As for the need for me to be more curious about Freemasonry, if the Freemasonry explanation for liberalism made some sense to me, then I would be more curious about it, but it doesn’t (at least it never has, it’s never “clicked” with me at all), so I’m not.
James P. writes:
A Muslim murders and beheads a Catholic archbishop in Turkey, shouting “Allah is great,” and a Western politician declares in his country’s parliament, “A Muslim murdered and beheaded a Catholic archbishop in Turkey, shouting ‘Allah is great.’”
The first time I’d heard of that archbishop being murdered was in the Stadler video. Can anyone doubt that if a Muslim Imam had been murdered in Europe by a Christian fanatic, the entire world would have been screaming in indignation?

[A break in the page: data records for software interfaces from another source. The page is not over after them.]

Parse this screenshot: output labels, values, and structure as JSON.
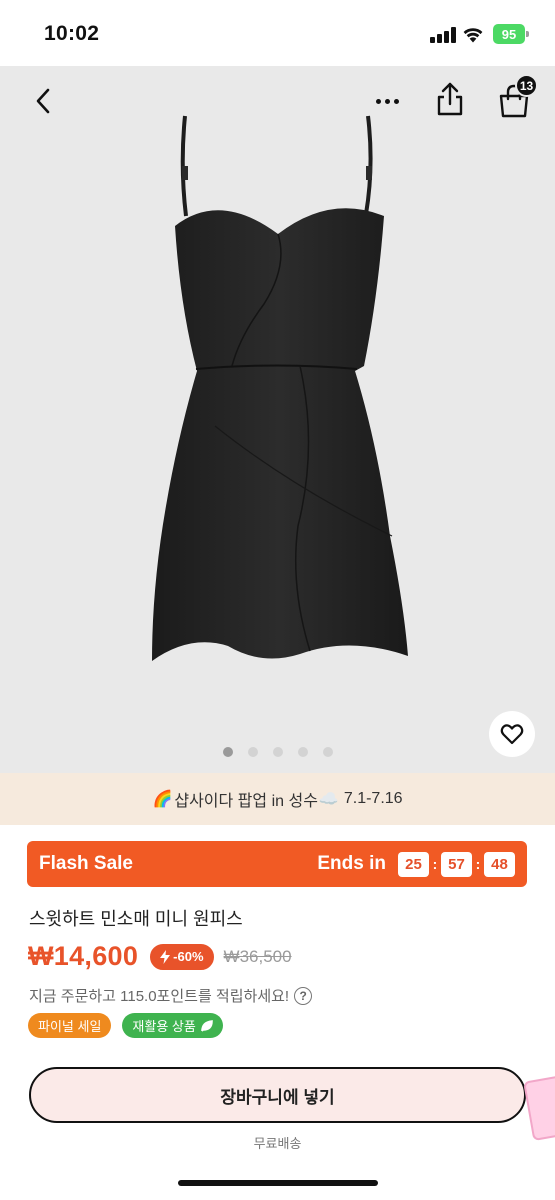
{
  "status_bar": {
    "time": "10:02",
    "battery": "95",
    "icons": [
      "signal-icon",
      "wifi-icon",
      "battery-icon"
    ]
  },
  "top_nav": {
    "icons": [
      "back-icon",
      "more-icon",
      "share-icon",
      "cart-icon"
    ],
    "cart_count": "13"
  },
  "gallery": {
    "image": "black sweetheart-neck mini dress",
    "page_count": 5,
    "active_index": 0,
    "wishlist_icon": "heart-icon"
  },
  "promo_banner": {
    "prefix_icon": "🌈",
    "text": "샵사이다 팝업 in 성수",
    "suffix_icon": "☁️",
    "dates": "7.1-7.16"
  },
  "flash_sale": {
    "title": "Flash Sale",
    "ends_label": "Ends in",
    "hours": "25",
    "minutes": "57",
    "seconds": "48",
    "color": "#f15a24"
  },
  "product": {
    "title": "스윗하트 민소매 미니 원피스",
    "price": "₩14,600",
    "discount": "-60%",
    "original_price": "₩36,500",
    "points_text": "지금 주문하고 115.0포인트를 적립하세요!",
    "tags": [
      {
        "label": "파이널 세일",
        "color": "#ef8a1e"
      },
      {
        "label": "재활용 상품",
        "color": "#3fb34f",
        "icon": "leaf-icon"
      }
    ]
  },
  "actions": {
    "add_to_cart": "장바구니에 넣기",
    "shipping": "무료배송"
  }
}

Thomas Fink replies to LA:
I agree with you, that it is silly to focus on Masonry as a dark, secret conspiracy at work. By the way, Stadler also makes the point that Masonry is much more harmless and vulnerable than we imagine if we have this “dark, secret” picture in mind. But still it is of significance that there are many people in the West in high and in not so high positions in politics and in business who are involved in silly esoteric belief systems and also share similar views in regard of issues like abortion, emancipation, race, etc.

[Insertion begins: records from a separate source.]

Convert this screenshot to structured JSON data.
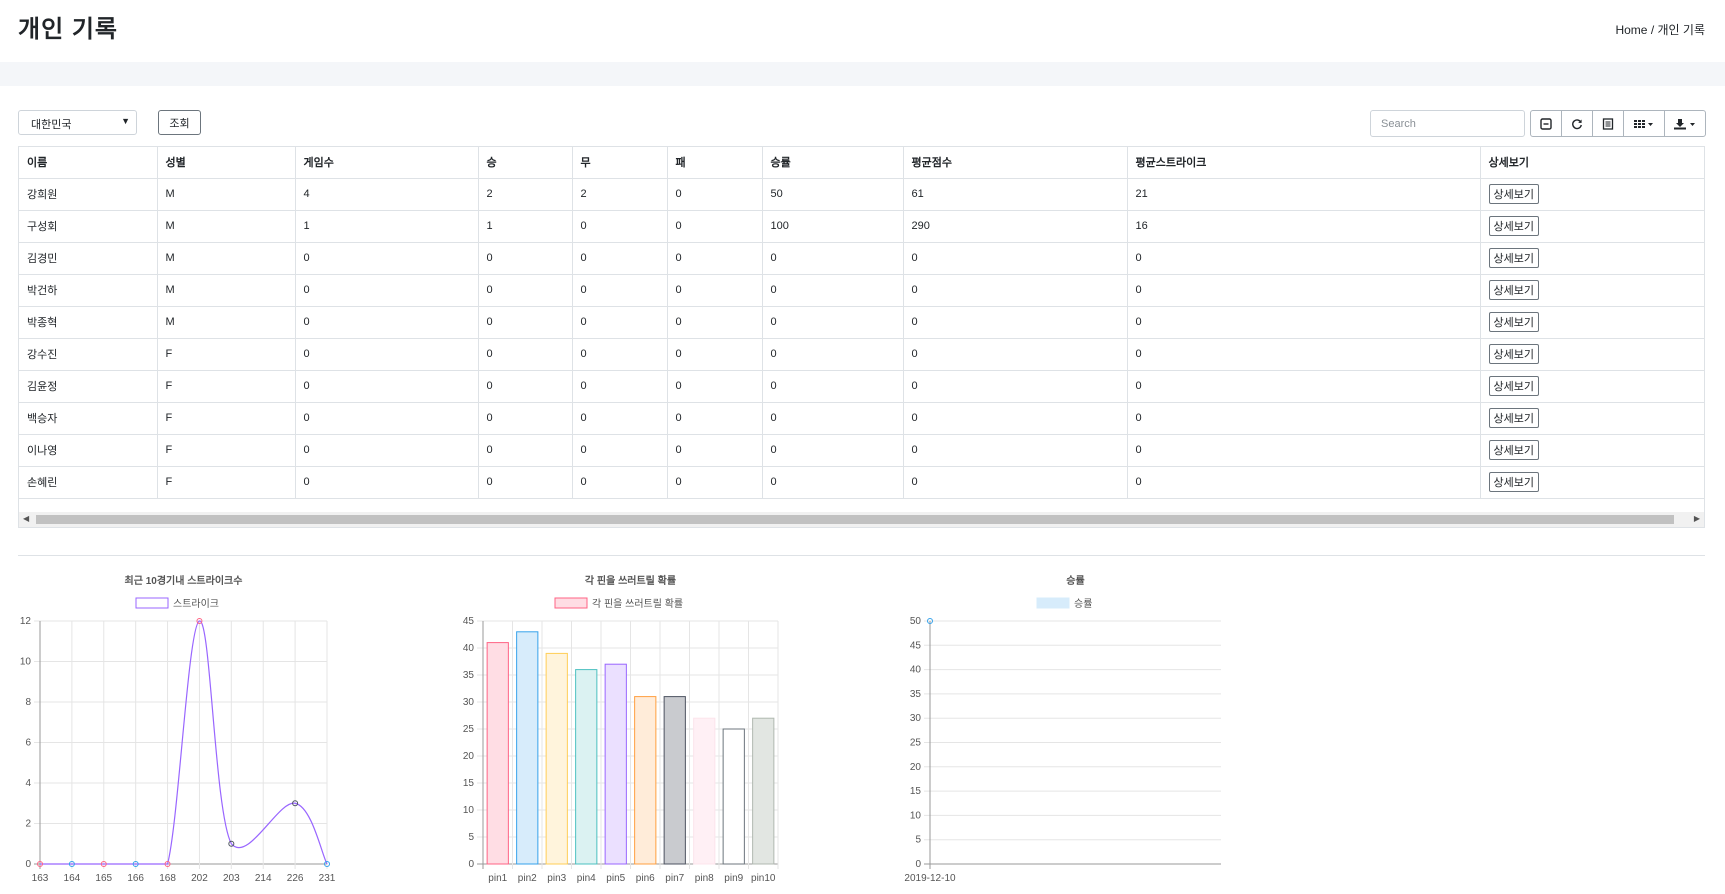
{
  "header": {
    "title": "개인 기록",
    "breadcrumb_home": "Home",
    "breadcrumb_sep": " / ",
    "breadcrumb_current": "개인 기록"
  },
  "toolbar": {
    "country": "대한민국",
    "query_label": "조회",
    "search_placeholder": "Search"
  },
  "table": {
    "columns": [
      "이름",
      "성별",
      "게임수",
      "승",
      "무",
      "패",
      "승률",
      "평균점수",
      "평균스트라이크",
      "상세보기"
    ],
    "detail_label": "상세보기",
    "rows": [
      [
        "강희원",
        "M",
        "4",
        "2",
        "2",
        "0",
        "50",
        "61",
        "21"
      ],
      [
        "구성회",
        "M",
        "1",
        "1",
        "0",
        "0",
        "100",
        "290",
        "16"
      ],
      [
        "김경민",
        "M",
        "0",
        "0",
        "0",
        "0",
        "0",
        "0",
        "0"
      ],
      [
        "박건하",
        "M",
        "0",
        "0",
        "0",
        "0",
        "0",
        "0",
        "0"
      ],
      [
        "박종혁",
        "M",
        "0",
        "0",
        "0",
        "0",
        "0",
        "0",
        "0"
      ],
      [
        "강수진",
        "F",
        "0",
        "0",
        "0",
        "0",
        "0",
        "0",
        "0"
      ],
      [
        "김윤정",
        "F",
        "0",
        "0",
        "0",
        "0",
        "0",
        "0",
        "0"
      ],
      [
        "백승자",
        "F",
        "0",
        "0",
        "0",
        "0",
        "0",
        "0",
        "0"
      ],
      [
        "이나영",
        "F",
        "0",
        "0",
        "0",
        "0",
        "0",
        "0",
        "0"
      ],
      [
        "손혜린",
        "F",
        "0",
        "0",
        "0",
        "0",
        "0",
        "0",
        "0"
      ]
    ]
  },
  "chart_data": [
    {
      "type": "line",
      "title": "최근 10경기내 스트라이크수",
      "legend": "스트라이크",
      "categories": [
        "163",
        "164",
        "165",
        "166",
        "168",
        "202",
        "203",
        "214",
        "226",
        "231"
      ],
      "values": [
        0,
        0,
        0,
        0,
        0,
        12,
        1,
        null,
        3,
        0
      ],
      "ylim": [
        0,
        12
      ],
      "yticks": [
        0,
        2,
        4,
        6,
        8,
        10,
        12
      ],
      "grid": true,
      "color": "#9966ff",
      "point_colors": [
        "#ff6384",
        "#36a2eb",
        "#ff6384",
        "#36a2eb",
        "#ff6384",
        "#ff6384",
        "#4d5360",
        "#9966ff",
        "#4d5360",
        "#36a2eb"
      ]
    },
    {
      "type": "bar",
      "title": "각 핀을 쓰러트릴 확률",
      "legend": "각 핀을 쓰러트릴 확률",
      "categories": [
        "pin1",
        "pin2",
        "pin3",
        "pin4",
        "pin5",
        "pin6",
        "pin7",
        "pin8",
        "pin9",
        "pin10"
      ],
      "values": [
        41,
        43,
        39,
        36,
        37,
        31,
        31,
        27,
        25,
        27
      ],
      "ylim": [
        0,
        45
      ],
      "yticks": [
        0,
        5,
        10,
        15,
        20,
        25,
        30,
        35,
        40,
        45
      ],
      "grid": true,
      "fills": [
        "#ffdde4",
        "#d7ecfb",
        "#fff4dc",
        "#dbf2f2",
        "#ebe0ff",
        "#ffecd9",
        "#c9cbcf",
        "#fff0f5",
        "#ffffff",
        "#e2e6e2"
      ],
      "strokes": [
        "#ff6384",
        "#36a2eb",
        "#ffce56",
        "#4bc0c0",
        "#9966ff",
        "#ff9f40",
        "#4d5360",
        "#fce4ec",
        "#6c757d",
        "#b0b8b0"
      ]
    },
    {
      "type": "line",
      "title": "승률",
      "legend": "승률",
      "categories": [
        "2019-12-10"
      ],
      "values": [
        50
      ],
      "ylim": [
        0,
        50
      ],
      "yticks": [
        0,
        5,
        10,
        15,
        20,
        25,
        30,
        35,
        40,
        45,
        50
      ],
      "grid": true,
      "color": "#36a2eb"
    }
  ]
}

Posted by Lawrence Auster at December 06, 2010 01:15 AM | Send
There seems also to be differences between Anglo Saxon Masonry and the Grand Orient of France which dominates on the continent and is much more political than the Anglo Saxon lodges. And I think it is this notion of “a dark, secret conspiracy at work” which prevents us from dealing with Masonry as a real force. They are people and sometimes very silly people. The involvement of the Grand Orient in almost all revolutionary movements on the continent is undeniable. Which doesn’t means the Grand Orient was the single and only cause of the revolutions. Sometimes the lodges were only used by the revolutionaries, for instance in the case of Bakunin. But still, there are official documents, correspondence etc. more than hundred years old which for instance read like a blueprint for the European Union. And when you read this, you can get a feeling why this people today cling to an impossible dream like the E.U.
I believe that one of the reasons Liberalism became the ruling system of the modern world is found in the activities of some lodges. This is not a conspiracy theory. Ideas have consequences. And Masonry played its part in the transformation of messianism and gnosticism into the austere doctrine of progress in the 18th century and beyond.